LEBANON, N.H. -- A health promotion program, called In SHAPE, specifically designed for people with serious mental illness, produced more fit participants and significant weight loss than a control group where participants only received a gym membership.
The results of a randomized clinical trial, published in the Dec. 12 American Journal of Psychiatry, Dr. Stephen Bartels of Dartmouth and colleagues showed that more than half the participants in the In SHAPE group achieved clinically significant reduction in cardiovascular risk. These positive outcomes were maintained six months after the In SHAPE program ended.
"Upwards of 80 percent of people with serious mental illness are overweight or obese, and rates of obesity among people with serious mental illness are nearly double the rate within the general population, which represents an alarming public health concern," said Bartels of the Dartmouth Centers for Health and Aging.
In SHAPE is a 12-month health promotion program consisting of a gym membership and a health promotion coach for people with serious mental illness. Participants have weekly individual meetings with their coach who is trained as a personal fitness trainer and who has received instruction in healthy eating and nutrition.
The health promotion coach is a key component of the In SHAPE program.
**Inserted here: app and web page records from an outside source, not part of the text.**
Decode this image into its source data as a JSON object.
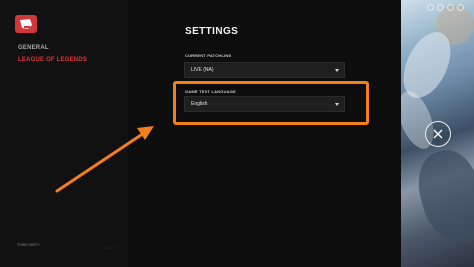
{
  "nav": {
    "items": [
      {
        "label": "GENERAL",
        "active": false
      },
      {
        "label": "LEAGUE OF LEGENDS",
        "active": true
      }
    ],
    "footer_link": "THIRD PARTY",
    "version": "0.0.0.0"
  },
  "main": {
    "title": "SETTINGS",
    "patchline": {
      "label": "CURRENT PATCHLINE",
      "value": "LIVE (NA)"
    },
    "language": {
      "label": "GAME TEXT LANGUAGE",
      "value": "English"
    }
  },
  "colors": {
    "accent_red": "#e2343a",
    "highlight_orange": "#f07f1c"
  },
  "icons": {
    "logo": "riot-fist-icon",
    "close": "close-icon",
    "dropdown": "chevron-down-icon"
  }
}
The instructors receive one-week training where they receive instruction in motivational interviewing, fitness goal setting, healthy nutrition, strategies for health behavior change, and tracking eating and physical activity behaviors.
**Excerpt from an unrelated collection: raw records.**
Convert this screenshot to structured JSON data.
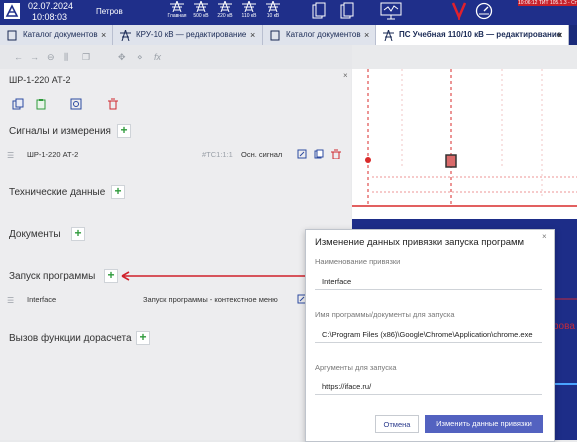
{
  "header": {
    "date": "02.07.2024",
    "time": "10:08:03",
    "user": "Петров",
    "nav": [
      {
        "label": "Главная",
        "icon": "tower-icon"
      },
      {
        "label": "500 кВ",
        "icon": "tower-icon"
      },
      {
        "label": "220 кВ",
        "icon": "tower-icon"
      },
      {
        "label": "110 кВ",
        "icon": "tower-icon"
      },
      {
        "label": "10 кВ",
        "icon": "tower-icon"
      }
    ],
    "status_text": "10:06:12  ТИТ 105.1.3 - Ст",
    "colors": {
      "topbar": "#1f2f8a",
      "alert": "#c9202a"
    }
  },
  "tabs": [
    {
      "label": "Каталог документов",
      "close": "×"
    },
    {
      "label": "КРУ-10 кВ — редактирование",
      "close": "×"
    },
    {
      "label": "Каталог документов",
      "close": "×"
    },
    {
      "label": "ПС Учебная 110/10 кВ — редактирование",
      "close": "×"
    }
  ],
  "toolbar": {
    "fx": "fx"
  },
  "panel": {
    "title": "ШР-1-220 АТ-2",
    "close": "×",
    "sections": {
      "signals": "Сигналы и измерения",
      "tech": "Технические данные",
      "docs": "Документы",
      "launch": "Запуск программы",
      "calc": "Вызов функции дорасчета"
    },
    "signal_row": {
      "name": "ШР-1-220 АТ-2",
      "tag": "#ТС1:1:1",
      "type": "Осн. сигнал"
    },
    "launch_row": {
      "name": "Interface",
      "type": "Запуск программы - контекстное меню"
    },
    "plus": "+"
  },
  "dialog": {
    "title": "Изменение данных привязки запуска программ",
    "close": "×",
    "name_label": "Наименование привязки",
    "name_value": "Interface",
    "path_label": "Имя программы/документы для запуска",
    "path_value": "C:\\Program Files (x86)\\Google\\Chrome\\Application\\chrome.exe",
    "args_label": "Аргументы для запуска",
    "args_value": "https://iface.ru/",
    "cancel": "Отмена",
    "submit": "Изменить данные привязки"
  },
  "canvas": {
    "partial_text": "рова"
  }
}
The In SHAPE program was first developed in 2004 in New Hampshire and has been previously evaluated in a 2013 randomized controlled trial.
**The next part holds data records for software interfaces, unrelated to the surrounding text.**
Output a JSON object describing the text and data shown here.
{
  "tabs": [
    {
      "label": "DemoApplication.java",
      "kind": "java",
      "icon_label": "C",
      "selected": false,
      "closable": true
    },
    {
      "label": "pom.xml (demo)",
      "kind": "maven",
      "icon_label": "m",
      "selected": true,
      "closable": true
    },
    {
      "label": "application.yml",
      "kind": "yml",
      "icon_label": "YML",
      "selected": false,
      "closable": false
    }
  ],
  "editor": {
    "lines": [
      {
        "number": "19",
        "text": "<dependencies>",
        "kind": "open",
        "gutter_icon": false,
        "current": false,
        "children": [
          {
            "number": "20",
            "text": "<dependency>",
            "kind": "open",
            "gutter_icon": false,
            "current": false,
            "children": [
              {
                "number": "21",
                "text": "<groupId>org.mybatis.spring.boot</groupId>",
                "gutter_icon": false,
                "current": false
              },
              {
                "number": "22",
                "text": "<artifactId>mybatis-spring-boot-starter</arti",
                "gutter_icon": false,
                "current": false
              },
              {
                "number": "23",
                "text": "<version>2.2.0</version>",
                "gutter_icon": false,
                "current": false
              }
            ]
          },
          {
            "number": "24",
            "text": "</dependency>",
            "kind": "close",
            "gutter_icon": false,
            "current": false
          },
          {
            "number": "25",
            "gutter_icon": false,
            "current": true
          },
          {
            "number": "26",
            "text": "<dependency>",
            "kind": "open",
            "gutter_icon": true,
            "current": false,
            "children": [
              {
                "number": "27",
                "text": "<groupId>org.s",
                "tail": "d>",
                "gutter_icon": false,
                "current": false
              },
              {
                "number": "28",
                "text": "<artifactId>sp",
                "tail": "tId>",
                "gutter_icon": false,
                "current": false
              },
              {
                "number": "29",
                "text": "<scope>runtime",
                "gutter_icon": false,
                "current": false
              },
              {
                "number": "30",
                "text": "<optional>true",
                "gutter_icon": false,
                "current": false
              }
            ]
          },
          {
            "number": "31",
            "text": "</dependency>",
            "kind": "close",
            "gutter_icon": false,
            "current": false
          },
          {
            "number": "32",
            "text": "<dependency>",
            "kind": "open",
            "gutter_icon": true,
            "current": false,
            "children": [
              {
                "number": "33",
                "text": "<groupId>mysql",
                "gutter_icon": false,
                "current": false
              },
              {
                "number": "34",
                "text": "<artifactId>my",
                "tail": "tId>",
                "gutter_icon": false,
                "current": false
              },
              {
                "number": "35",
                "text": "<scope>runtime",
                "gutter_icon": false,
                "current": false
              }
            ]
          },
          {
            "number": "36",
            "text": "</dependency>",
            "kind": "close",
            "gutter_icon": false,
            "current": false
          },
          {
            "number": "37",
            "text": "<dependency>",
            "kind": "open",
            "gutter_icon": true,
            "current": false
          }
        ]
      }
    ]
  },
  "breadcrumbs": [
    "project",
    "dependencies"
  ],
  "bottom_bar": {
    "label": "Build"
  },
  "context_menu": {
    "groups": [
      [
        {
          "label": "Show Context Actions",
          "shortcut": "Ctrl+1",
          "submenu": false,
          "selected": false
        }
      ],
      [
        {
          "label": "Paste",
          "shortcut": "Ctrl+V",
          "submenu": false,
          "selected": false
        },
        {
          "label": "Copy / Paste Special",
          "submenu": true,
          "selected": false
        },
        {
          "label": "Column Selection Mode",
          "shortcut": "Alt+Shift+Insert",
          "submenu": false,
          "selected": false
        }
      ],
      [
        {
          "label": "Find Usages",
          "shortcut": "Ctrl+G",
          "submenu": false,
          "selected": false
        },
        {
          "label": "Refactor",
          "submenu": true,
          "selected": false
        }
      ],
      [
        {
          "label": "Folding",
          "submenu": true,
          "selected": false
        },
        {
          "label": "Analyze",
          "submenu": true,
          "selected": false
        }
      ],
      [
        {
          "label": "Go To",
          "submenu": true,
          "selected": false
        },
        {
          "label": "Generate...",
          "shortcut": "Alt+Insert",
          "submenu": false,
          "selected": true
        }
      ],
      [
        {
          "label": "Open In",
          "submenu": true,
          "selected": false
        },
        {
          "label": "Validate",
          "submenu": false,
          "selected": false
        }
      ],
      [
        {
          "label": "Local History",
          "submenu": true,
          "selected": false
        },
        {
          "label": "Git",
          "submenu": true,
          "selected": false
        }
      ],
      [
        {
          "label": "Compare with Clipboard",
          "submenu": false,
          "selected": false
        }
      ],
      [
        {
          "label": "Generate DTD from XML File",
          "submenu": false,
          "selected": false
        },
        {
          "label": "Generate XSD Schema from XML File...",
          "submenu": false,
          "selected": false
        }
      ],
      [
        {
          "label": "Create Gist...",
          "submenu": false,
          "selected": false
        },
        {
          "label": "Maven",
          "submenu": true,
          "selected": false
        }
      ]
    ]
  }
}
This replication study achieved results comparable to the 2013 randomized control trial, which showed 49 percent reduction in cardiovascular risk in In SHAPE participants with serious mental illness within a community mental health center in a predominantly white setting in New Hampshire.
The current study demonstrated that the In SHAPE program achieved and exceeded the same clinically meaningful benefits across multiple community mental health providers, in greater Boston, MA, and within an ethnically heterogeneous sample where 46 percent of participants were nonwhite.
This is important in behavioral health research because it is very challenging to replicate study results across different settings.
One of the main surprises of the study was the finding of maintenance of clinically significant reductions in cardiovascular risk six months after the intervention was removed. (Cardiovascular risk is defined as clinically meaningful weight loss of 5 percent or more or clinically significant improved fitness.) Another surprise was that the findings replicated and exceeded the positive findings of a prior randomized controlled trial of this same intervention.
A limitation of this study is that the sample size was not large enough (210 participants) to determine whether there were differences in weight loss between different psychiatric diagnoses or between different racial or ethnic groups.
In this study, serious mental illness included schizophrenia, schizoaffective disorder, bipolar disorder, or major depressive disorder.
To read the study in the journal American Psychiatry, go to http://ajp.psychiatryonline.org/doi/10.1176/appi.ajp.2014.14030357
The Dartmouth Centers for Health and Aging are directed by Stephen J. Bartels, MD, MS, and designed to create a bridge between research, education, clinical programs and community outreach. Together, the Dartmouth Centers for Health & Aging, funded through a combination of federal grants, foundation grants, philanthropic donations, and institutional support from The Dartmouth Institute for Health Policy & Clinical Practice, The Geisel School of Medicine at Dartmouth, and the Dartmouth Hitchcock Medical Center, work to improve the mental and physical health and quality of life of adults as they age and their families.